The town of Almeria lies in a broad bay overlooked by mountains. This part of Andalusia is one of the driest regions on the Iberian peninsula - indeed the whole of Europe. Almeria's harbour is one of the busiest on the Spanish Mediterranean coast. Exports include iron ore from the mines in the Sierra de los Filabres and agricultural produce from the Andrax basin and the other valleys along the coastal strip, where early fruit crops are grown under polythene. Thanks to its hot, dry climate in summer and very mild winters - some 3,000 hours of sunshine a year - Almeria has become an important centre for solar energy technology as well as a major tourist centre.
Towering over the Old Town are the ruins of the Alcazaba, which can be reached on foot from the Plaza de la Constitucion (Tuesday to Sunday, 9am-8.30pm; winter - reduced times). This imposing fortification consisting of three battlemented compounds was begun under Abd ar Rahman III, the first caliph of Cordoba. The last major additions date from the time of Catholic Monarchs. Excavation work in the second compound has exposed the ground plan of the former palace. The Torre del Homanaje (15th century) and the upper area has largely survived the ravages of time. A defensive wall links the Alcazaba site with the Castillo de San Cristobal on the neighbouring hill.
Almeria's cathedral is sited close to the Plaza de la Constitucion. Work started on the church in 1524, on the site of a mosque destroyed in an earthquake two years earlier. During the 16th century the town was under constant threat from Turkish and Berber pirates, which explains why the main body of the cathedral is fortified with four towers.
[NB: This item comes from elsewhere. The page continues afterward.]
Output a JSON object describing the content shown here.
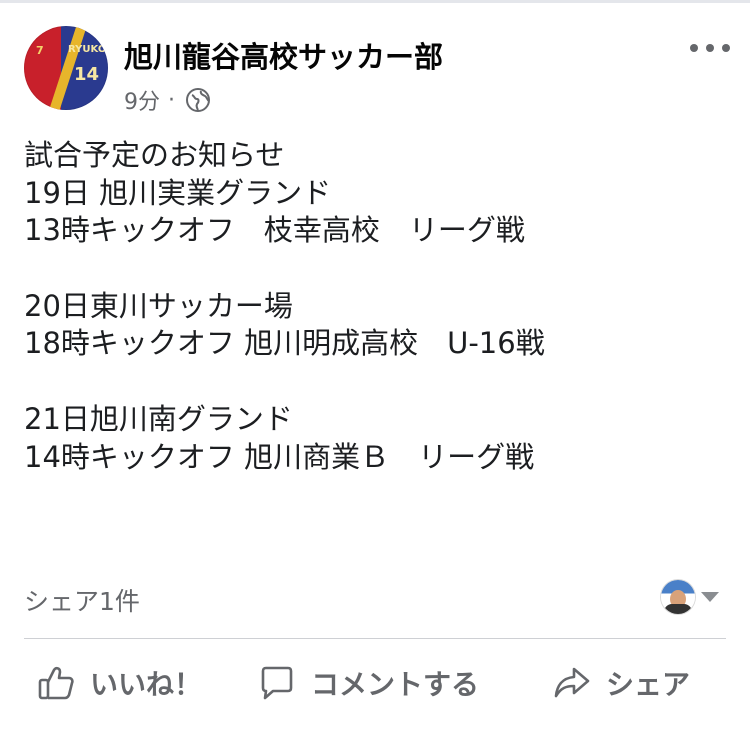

The severe overall impression is lightened somewhat by Renaissance portals. The most impressive feature of the triple-nave interior is an array of carved choir stalls (1560) by Juan de Orea.
You can reach the harbour from the rear of the cathedral. If you take the Nicolas Salmeron seaside promenade towards the east, you will come to Avenido de Frederico Garcia Lorca, which serves as the boundary between the old and new town. In the Centro de Artes, near the railway station, there are interesting exhibitions of primarily contemporary art.
The overall impression of Almeria is anything but uniform. The Chanca gypsy quarter between the Old Town and the Alcazaba, the old fashioned shopping lanes, the modern facades in Paseo de Almeria and the harbour combine to form a diverse and interesting cityscape.
An interesting excursion, 24 km to the north east of Almeria is the Sierra de Alhamilla. This dry, inhospitable place could easily be mistaken for Arizona, and some film producers have sought to recreate the Wild West here. Many people will recognise the backdrop from the Italian 'Spaghetti Westerns' directed by Sergio Leone, or from Lawrence of Arabia.
The full scale, Western stage set at Mini Hollywood (by the N340) welcome visitors, who can enjoy live cowboy performances (daily noon and 5pm; mid June to mid September, also at 8pm).
Almeria has grown upwards and outwards over the decades but there is still something enchanting about this city. It's always bustling; I like this feel of hectic activity especially around the port area and I love all the road signs written in Arabic. Some say the city has lost its charm, I have to disagree. I know Almeria inside out, every narrow street, quirky shop and I even know the best place to buy marine equipment from. It's hot, dusty, manic, loud and a lot of fun! My kind of Mediterranean city.